[[ DATA TO PROCESS open ]]

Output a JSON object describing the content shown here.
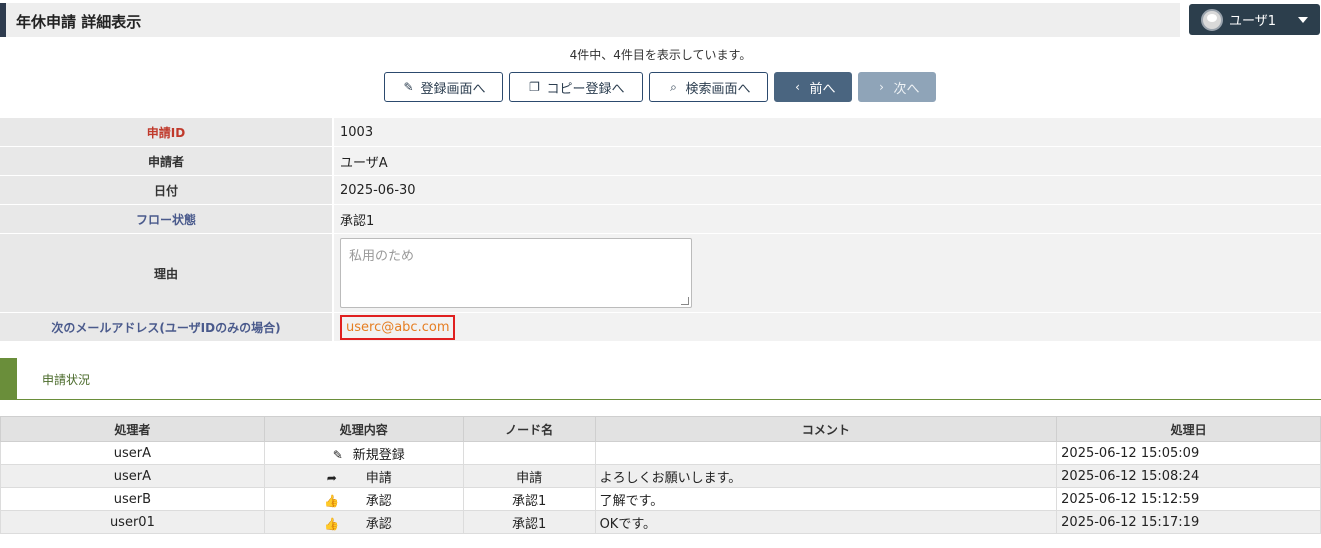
{
  "header": {
    "title": "年休申請 詳細表示",
    "user_name": "ユーザ1"
  },
  "pager": {
    "count_text": "4件中、4件目を表示しています。"
  },
  "buttons": {
    "register": "登録画面へ",
    "copy": "コピー登録へ",
    "search": "検索画面へ",
    "prev": "前へ",
    "next": "次へ"
  },
  "detail": {
    "id_label": "申請ID",
    "id_value": "1003",
    "applicant_label": "申請者",
    "applicant_value": "ユーザA",
    "date_label": "日付",
    "date_value": "2025-06-30",
    "flow_label": "フロー状態",
    "flow_value": "承認1",
    "reason_label": "理由",
    "reason_placeholder": "私用のため",
    "mail_label": "次のメールアドレス(ユーザIDのみの場合)",
    "mail_value": "userc@abc.com"
  },
  "history": {
    "section_title": "申請状況",
    "columns": [
      "処理者",
      "処理内容",
      "ノード名",
      "コメント",
      "処理日"
    ],
    "rows": [
      {
        "user": "userA",
        "action": "新規登録",
        "action_icon": "pencil-icon",
        "node": "",
        "comment": "",
        "date": "2025-06-12 15:05:09"
      },
      {
        "user": "userA",
        "action": "申請",
        "action_icon": "share-icon",
        "node": "申請",
        "comment": "よろしくお願いします。",
        "date": "2025-06-12 15:08:24"
      },
      {
        "user": "userB",
        "action": "承認",
        "action_icon": "thumbs-up-icon",
        "node": "承認1",
        "comment": "了解です。",
        "date": "2025-06-12 15:12:59"
      },
      {
        "user": "user01",
        "action": "承認",
        "action_icon": "thumbs-up-icon",
        "node": "承認1",
        "comment": "OKです。",
        "date": "2025-06-12 15:17:19"
      }
    ]
  }
}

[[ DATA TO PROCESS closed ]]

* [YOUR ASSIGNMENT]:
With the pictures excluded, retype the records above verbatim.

* [SOLUTION FOR THIS EXERCISE]:
Output a JSON object describing the content shown here.
{
  "header": {
    "title": "年休申請 詳細表示",
    "user_name": "ユーザ1"
  },
  "pager": {
    "count_text": "4件中、4件目を表示しています。"
  },
  "buttons": {
    "register": "登録画面へ",
    "copy": "コピー登録へ",
    "search": "検索画面へ",
    "prev": "前へ",
    "next": "次へ"
  },
  "detail": {
    "id_label": "申請ID",
    "id_value": "1003",
    "applicant_label": "申請者",
    "applicant_value": "ユーザA",
    "date_label": "日付",
    "date_value": "2025-06-30",
    "flow_label": "フロー状態",
    "flow_value": "承認1",
    "reason_label": "理由",
    "reason_placeholder": "私用のため",
    "mail_label": "次のメールアドレス(ユーザIDのみの場合)",
    "mail_value": "userc@abc.com"
  },
  "history": {
    "section_title": "申請状況",
    "columns": [
      "処理者",
      "処理内容",
      "ノード名",
      "コメント",
      "処理日"
    ],
    "rows": [
      {
        "user": "userA",
        "action": "新規登録",
        "action_icon": "pencil-icon",
        "node": "",
        "comment": "",
        "date": "2025-06-12 15:05:09"
      },
      {
        "user": "userA",
        "action": "申請",
        "action_icon": "share-icon",
        "node": "申請",
        "comment": "よろしくお願いします。",
        "date": "2025-06-12 15:08:24"
      },
      {
        "user": "userB",
        "action": "承認",
        "action_icon": "thumbs-up-icon",
        "node": "承認1",
        "comment": "了解です。",
        "date": "2025-06-12 15:12:59"
      },
      {
        "user": "user01",
        "action": "承認",
        "action_icon": "thumbs-up-icon",
        "node": "承認1",
        "comment": "OKです。",
        "date": "2025-06-12 15:17:19"
      }
    ]
  }
}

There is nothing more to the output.